Is Bariatric Surgery for You?
Contributed by Dato' Dr Tikfu Gee
At 5’2″ and 99kg, Jasmine was desperate to lose weight. Having been obese for the better part of 10 years, she’d really come to the end of her rope. Her goal was to get down to 60kg and of course she’d tried every common weight loss solution under the sun… Jasmine had tried the Atkins diet, and even bought herself a gym membership.
She also tried every other diet she could find, from Mediterranean Vegan and Paleo, but all to no avail. “I would lose 3-7kg but I could never keep it off. It took so much effort to lose the 7kg, and then it would come right back so easily” says the 34 year-old mother from Penang.
What Jasmine’s Doctor Told Her
Then one day, Jasmine was at her doctor’s office for a routine exam and the subject of weight loss came up. Her doctor suggested the one thing she hadn’t tried: bariatric surgery Her doctor told her that she was a good candidate for weight loss surgery, as it’s more commonly known in layman’s terms. It is something she’d never considered before, but looking at it from a health point of view, as her doctor pointed out, she was risking all sorts of medical problems by carrying so much extra weight around with her year after year.
What Jasmine’s Friends & Family Thought
Friends and family told Jasmine bariatric surgery seemed extreme, but when she pointed out the health risks of prolonged obesity, they too started to come around and warm up to the idea of having the procedure done. What made Jasmine a good candidate for bariatric surgery? And more importantly, is bariatric surgery for you?
Below, you’ll find the things doctors look for when assessing their your suitability for undergoing surgery to lose weight. If you feel that you fit the bill, maybe it’s time to have a conversation with our doctor, about the benefits (and the risks) of bariatric surgery.
Is Bariatric Surgery for You?
Doctors have their own codes and language for expressing how overweight someone really is (they’re scientists, they can’t help it). Therefore, it’s important to learn an important term and absorb a simple concept borrowed from their world, if you’re going to understand whether you make a good candidate for bariatric surgery. That term/concept is Body Mass Index.
Body Mass Index
This takes your personal condition of being overweight and reduces it down to just a single number. To arrive at this number, you’ll need to know your height and your weight. These numbers are plugged into a formula and out pops a number: your “BMI”. BMI is basically a measure of whether your weight is appropriate for your height. It’s actually an estimation of your body fat.
If you’re under 18 or older than 65, the BMI scale doesn’t work for you. But for everyone else, here’s the scale:
- 18- 23 is a healthy BMI
- 23+ BMI means you might be overweight- see your doctor for the final analysis
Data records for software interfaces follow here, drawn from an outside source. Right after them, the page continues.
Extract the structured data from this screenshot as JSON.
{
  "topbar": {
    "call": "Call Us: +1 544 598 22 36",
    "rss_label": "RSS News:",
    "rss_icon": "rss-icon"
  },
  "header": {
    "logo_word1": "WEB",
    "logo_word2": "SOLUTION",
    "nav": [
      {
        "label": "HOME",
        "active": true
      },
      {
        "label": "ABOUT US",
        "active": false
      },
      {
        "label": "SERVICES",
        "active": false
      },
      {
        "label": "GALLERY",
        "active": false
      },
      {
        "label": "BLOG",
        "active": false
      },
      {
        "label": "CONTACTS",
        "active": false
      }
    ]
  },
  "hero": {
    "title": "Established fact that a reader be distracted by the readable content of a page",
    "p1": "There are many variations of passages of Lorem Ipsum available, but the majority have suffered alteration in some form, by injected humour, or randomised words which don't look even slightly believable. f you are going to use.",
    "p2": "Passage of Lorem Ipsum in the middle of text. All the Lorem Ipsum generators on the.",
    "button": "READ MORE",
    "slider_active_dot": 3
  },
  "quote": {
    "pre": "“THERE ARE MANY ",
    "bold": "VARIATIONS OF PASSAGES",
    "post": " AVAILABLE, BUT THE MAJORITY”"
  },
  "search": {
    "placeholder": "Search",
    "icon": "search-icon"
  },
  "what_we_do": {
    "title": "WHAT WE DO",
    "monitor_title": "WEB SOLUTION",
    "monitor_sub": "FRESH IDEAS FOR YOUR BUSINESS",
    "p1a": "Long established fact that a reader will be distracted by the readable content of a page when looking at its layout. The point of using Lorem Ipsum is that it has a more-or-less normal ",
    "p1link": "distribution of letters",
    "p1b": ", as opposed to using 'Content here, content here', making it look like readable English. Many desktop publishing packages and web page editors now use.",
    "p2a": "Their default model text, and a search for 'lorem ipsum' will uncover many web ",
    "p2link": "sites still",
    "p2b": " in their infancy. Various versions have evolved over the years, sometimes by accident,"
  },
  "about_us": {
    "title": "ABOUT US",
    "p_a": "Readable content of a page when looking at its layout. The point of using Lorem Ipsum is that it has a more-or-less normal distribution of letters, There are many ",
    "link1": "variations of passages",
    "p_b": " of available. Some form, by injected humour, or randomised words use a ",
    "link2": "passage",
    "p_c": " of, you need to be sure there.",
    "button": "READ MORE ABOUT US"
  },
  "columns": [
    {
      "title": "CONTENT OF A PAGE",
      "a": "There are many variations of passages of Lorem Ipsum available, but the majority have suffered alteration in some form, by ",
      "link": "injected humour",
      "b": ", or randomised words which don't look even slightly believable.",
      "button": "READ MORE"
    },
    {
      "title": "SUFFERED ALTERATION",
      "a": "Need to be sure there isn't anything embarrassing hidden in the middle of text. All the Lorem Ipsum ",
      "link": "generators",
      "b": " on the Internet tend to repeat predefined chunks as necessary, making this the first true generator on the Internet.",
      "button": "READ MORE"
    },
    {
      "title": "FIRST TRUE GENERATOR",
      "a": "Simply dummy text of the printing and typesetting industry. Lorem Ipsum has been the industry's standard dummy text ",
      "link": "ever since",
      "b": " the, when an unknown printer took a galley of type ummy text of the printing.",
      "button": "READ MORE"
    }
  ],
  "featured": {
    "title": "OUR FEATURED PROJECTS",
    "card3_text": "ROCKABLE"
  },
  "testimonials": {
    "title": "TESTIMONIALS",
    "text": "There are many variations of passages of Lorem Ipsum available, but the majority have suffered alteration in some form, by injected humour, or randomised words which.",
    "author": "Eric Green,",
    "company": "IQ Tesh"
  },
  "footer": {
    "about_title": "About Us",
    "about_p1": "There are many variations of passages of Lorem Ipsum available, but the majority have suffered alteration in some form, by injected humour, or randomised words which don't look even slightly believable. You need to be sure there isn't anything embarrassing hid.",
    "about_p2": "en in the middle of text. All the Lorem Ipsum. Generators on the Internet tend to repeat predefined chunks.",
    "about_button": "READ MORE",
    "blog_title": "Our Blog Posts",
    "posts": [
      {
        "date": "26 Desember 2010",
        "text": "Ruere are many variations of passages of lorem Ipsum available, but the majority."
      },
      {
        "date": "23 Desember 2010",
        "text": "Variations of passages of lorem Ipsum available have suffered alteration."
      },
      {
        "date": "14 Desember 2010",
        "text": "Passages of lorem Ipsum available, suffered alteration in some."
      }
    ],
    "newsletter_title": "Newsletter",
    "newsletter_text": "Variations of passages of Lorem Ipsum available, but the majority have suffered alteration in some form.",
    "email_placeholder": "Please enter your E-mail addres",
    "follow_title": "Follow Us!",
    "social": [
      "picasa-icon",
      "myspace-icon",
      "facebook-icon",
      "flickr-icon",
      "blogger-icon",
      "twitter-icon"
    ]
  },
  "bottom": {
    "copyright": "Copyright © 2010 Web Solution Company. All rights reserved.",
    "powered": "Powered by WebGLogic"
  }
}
- Under 18 BMI means you might be underweight. Again, see your doctor for the finer points of interpreting this number
A Doctor’s Checklist of Bariatric Surgery Criteria
Now that you understand BMI, you’re ready to see if maybe bariatric surgery is for you. Here are the criteria used by doctors when considering a patient for this ultimate solution to weight loss:
- You are overweight by 20kg or more.
- Your BMI is greater than 37.
- Your BMI is greater than 32 and you have at least one obesity-related health condition (diabetes mellitus, high blood pressure, chronic back pain and joint pains, sleep apnea, hypercholesterolemia, etc).
- You are between 16 and 65. Some doctors don’t like to perform this surgery on anyone under the age of 16.
- You have truly tried everything, including diet and exercise.
- You understand the risks.
- You understand what to expect and you are realistic about it.
- You are properly motivated…i.e. for health reasons, not just to fit into a pair of jeans.
You should also be ready to change your habits post-surgery, which includes:
- follow-up visits
- healthy diet
A Few More Things to Consider…
Those were the doctor’s criteria for weight loss surgery. You have have your own, however. For example, did you know that you MUST not get pregnant for a year and half to two years after having the surgery?
The nutritional deficiencies that inevitably come with bariatric surgery may result in dangerous conditions for both mother and foetus if you become pregnant too soon after the procedure.
Of course only you know whether you’re psychologically prepared. As mentioned above, this means going into surgery with the proper motivation. Do you understand the health risks of being morbidly obese? Are you committed to the lifestyle change you will have to adopt? Are you ready to commit to lifestyle and dietary changes for the rest of your life?
Remember, bariatric surgery is not only a physical transformation. It requires a new outlook on life: your diet, your habits, the way you life each moment of your life from now on. In addition to meeting the doctor’s physical criteria for surgery, be sure you’re mentally prepared. Then and only then can you prevent the disappointing and dangerous outcome of gaining your weight back after you’ve had the surgery.